by Adam Leibsohn, COO of Giphy
To communicate with humans, keyboards are not so good
Humans have all of these incredible emotions, and it can be tough trying to squeeze all of the feelings through a Qwerty.
Mobile phones are another funny puzzle.
We can do crazy things like send messages around the world instantly just by tapping a few buttons. However, texting isn’t great for human communication.
It used to be that a call was a precious thing
The phone was a fixed object, so you were usually stuck in one place for the whole call, and focused on the conversation.
Then we went ahead and made these phones mobile
They go with us everywhere. When that happened, we killed the ritual of the call.
Now we’re communicating anytime, anywhere
The goal has shifted from taking one’s time and diving deep to being able to see and say what you need as fast as possible.
“I love you so much” spoken sweetly on the phone turned into
“Love you” on text, which got faster with “luv u” via txt, and became even simpler at “143.” And that found its way to “<3” which finally brings us to the emoji.
We are at a communication crossroads
However, the solution isn’t to throw our phones out the window. We need something new and fresh to fix this communication breakdown.
It turns out there’s a very simple and elegant solution:
They pack more punch than just the narrow cross-section of a moment like a picture; and, they’re not as time-consuming as a video. GIFs are the perfect mix of effectiveness and efficiency
The future just got way more expressive.
We’ve always spoken in culture (we just might not have realized it). We quote lines from movies. We copy trademark gestures. We reenact scenes.
Let’s take scotch, for instance.
Normally, I’d text my buddies a few messages about going out, having a drink, meeting up somewhere, etc. … And I’d usually get a mixed response: Busy. Lazy. I don’t like you. Who is this?

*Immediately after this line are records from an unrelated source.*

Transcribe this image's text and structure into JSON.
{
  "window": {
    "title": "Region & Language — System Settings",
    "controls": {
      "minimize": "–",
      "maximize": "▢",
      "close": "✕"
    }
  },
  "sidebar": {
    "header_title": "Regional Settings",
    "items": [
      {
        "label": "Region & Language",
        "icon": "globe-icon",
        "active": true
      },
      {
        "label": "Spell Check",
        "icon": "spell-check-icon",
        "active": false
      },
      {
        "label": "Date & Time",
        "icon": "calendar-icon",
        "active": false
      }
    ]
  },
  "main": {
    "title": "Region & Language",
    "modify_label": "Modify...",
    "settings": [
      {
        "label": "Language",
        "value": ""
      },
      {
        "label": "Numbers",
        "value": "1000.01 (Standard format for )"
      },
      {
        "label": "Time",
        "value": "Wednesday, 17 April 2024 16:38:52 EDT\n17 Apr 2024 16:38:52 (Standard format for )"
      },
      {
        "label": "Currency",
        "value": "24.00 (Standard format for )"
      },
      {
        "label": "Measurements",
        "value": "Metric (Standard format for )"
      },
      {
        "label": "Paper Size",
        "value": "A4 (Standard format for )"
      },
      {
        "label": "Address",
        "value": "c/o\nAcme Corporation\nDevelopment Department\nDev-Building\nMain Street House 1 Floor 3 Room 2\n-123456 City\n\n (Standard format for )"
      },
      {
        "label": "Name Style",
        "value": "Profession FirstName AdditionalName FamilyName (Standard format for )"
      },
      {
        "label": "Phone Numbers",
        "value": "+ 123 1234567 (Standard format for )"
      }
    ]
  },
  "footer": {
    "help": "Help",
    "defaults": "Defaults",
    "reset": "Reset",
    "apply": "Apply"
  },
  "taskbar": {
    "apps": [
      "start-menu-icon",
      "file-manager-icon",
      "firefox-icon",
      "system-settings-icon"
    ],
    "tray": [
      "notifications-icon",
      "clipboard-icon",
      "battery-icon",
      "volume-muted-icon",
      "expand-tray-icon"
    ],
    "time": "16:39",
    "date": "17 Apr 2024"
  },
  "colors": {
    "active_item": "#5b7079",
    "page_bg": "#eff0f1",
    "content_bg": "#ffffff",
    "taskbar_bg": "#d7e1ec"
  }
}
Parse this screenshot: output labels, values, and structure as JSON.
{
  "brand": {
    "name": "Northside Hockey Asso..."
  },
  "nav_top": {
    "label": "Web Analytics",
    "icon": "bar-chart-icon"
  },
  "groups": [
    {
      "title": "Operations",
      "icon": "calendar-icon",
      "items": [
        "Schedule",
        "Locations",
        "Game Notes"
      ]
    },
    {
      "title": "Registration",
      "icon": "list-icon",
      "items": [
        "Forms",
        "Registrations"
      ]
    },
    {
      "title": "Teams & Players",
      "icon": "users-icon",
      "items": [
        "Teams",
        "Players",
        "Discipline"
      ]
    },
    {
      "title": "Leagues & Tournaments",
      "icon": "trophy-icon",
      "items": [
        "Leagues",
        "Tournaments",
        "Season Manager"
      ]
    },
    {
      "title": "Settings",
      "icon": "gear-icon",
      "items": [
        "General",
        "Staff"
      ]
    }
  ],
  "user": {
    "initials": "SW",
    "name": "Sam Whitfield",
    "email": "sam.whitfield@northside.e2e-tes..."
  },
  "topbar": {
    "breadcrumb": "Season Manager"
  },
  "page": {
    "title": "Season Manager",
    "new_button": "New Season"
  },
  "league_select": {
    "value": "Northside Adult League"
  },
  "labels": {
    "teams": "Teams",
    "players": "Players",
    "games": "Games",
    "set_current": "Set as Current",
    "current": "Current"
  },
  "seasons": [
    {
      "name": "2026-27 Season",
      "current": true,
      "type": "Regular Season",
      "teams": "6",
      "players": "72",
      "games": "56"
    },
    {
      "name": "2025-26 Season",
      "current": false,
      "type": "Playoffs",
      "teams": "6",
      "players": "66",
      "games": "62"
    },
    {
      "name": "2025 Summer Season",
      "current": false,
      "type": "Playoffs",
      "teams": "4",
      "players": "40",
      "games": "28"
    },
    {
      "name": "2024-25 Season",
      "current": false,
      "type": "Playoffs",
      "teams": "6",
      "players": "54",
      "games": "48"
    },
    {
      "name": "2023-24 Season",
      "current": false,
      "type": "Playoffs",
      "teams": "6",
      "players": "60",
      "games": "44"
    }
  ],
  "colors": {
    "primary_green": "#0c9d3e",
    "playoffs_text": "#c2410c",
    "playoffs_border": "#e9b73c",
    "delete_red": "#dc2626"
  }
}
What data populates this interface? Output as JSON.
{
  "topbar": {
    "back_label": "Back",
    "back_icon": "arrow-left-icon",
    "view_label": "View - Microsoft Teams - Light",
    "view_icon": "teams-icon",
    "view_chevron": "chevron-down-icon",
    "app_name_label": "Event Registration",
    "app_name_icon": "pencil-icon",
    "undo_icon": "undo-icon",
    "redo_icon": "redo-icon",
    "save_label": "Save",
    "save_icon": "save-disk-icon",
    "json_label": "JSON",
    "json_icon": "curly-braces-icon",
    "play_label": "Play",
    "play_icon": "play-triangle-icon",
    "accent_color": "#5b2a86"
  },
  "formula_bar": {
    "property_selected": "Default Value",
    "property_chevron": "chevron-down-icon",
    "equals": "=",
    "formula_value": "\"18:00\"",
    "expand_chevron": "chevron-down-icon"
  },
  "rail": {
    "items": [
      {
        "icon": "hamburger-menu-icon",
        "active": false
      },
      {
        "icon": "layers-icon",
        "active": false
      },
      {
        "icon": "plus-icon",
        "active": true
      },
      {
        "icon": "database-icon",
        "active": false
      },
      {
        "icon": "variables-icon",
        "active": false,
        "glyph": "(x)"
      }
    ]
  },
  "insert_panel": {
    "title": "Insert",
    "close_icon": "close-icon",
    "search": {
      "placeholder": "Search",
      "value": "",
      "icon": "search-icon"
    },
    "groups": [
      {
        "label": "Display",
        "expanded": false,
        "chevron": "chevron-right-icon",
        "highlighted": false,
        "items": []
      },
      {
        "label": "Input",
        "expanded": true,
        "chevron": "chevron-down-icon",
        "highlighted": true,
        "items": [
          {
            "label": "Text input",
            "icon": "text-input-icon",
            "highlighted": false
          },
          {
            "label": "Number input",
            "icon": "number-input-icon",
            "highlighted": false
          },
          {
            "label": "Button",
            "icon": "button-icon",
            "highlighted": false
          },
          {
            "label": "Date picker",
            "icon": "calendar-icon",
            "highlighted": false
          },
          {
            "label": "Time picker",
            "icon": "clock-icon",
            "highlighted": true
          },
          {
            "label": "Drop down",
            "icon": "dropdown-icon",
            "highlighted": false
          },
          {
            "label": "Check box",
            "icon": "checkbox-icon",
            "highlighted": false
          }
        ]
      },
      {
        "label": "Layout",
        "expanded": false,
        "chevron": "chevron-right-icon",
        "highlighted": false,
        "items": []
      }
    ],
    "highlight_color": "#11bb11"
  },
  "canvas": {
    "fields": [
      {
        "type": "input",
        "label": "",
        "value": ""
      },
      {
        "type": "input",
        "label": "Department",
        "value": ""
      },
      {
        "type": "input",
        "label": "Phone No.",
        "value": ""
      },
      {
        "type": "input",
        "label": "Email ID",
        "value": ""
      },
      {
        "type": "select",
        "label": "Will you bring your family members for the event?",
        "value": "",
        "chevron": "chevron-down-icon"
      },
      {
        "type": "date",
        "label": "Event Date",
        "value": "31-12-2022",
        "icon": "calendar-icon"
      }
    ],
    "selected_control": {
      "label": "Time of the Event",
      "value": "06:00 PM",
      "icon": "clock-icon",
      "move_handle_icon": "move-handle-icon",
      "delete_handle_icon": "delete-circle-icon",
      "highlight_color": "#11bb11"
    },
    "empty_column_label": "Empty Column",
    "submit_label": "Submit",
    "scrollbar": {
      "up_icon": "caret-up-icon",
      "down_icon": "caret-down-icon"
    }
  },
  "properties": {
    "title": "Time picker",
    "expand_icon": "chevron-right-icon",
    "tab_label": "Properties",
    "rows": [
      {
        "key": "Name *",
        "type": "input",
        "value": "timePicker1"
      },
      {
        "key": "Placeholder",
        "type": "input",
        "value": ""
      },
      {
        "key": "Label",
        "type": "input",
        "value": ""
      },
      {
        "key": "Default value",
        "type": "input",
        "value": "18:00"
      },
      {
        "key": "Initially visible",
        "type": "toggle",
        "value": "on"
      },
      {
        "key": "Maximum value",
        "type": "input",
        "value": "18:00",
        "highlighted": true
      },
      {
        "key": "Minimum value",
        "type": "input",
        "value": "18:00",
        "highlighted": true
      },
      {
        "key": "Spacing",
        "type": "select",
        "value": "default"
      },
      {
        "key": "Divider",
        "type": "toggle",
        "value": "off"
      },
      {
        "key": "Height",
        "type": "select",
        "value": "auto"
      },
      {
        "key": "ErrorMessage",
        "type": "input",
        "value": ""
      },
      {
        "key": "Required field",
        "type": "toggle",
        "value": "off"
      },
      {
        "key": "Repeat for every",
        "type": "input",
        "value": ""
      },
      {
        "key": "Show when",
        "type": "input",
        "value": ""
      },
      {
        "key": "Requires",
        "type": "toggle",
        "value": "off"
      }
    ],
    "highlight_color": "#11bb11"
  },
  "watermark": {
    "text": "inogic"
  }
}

But when I send everyone this:
One hundred percent attendance.
The point is: With GIFs, we can communicate through culture. Not only that, we can use that culture to communicate really well on our phones.
Technologically, we’ve never been more ready for the GIF.
GIFs couldn’t exist on feature phones. GIFs couldn’t exist in the Web 1.0 world of Outlook and 14.4BD modems where a JPG would take minutes to load.
Up until now, we didn’t have much of a choice
But, the future of communication has yet to be written. And nothing demands that we write it with a keyboard.
There isn't a better time for the GIF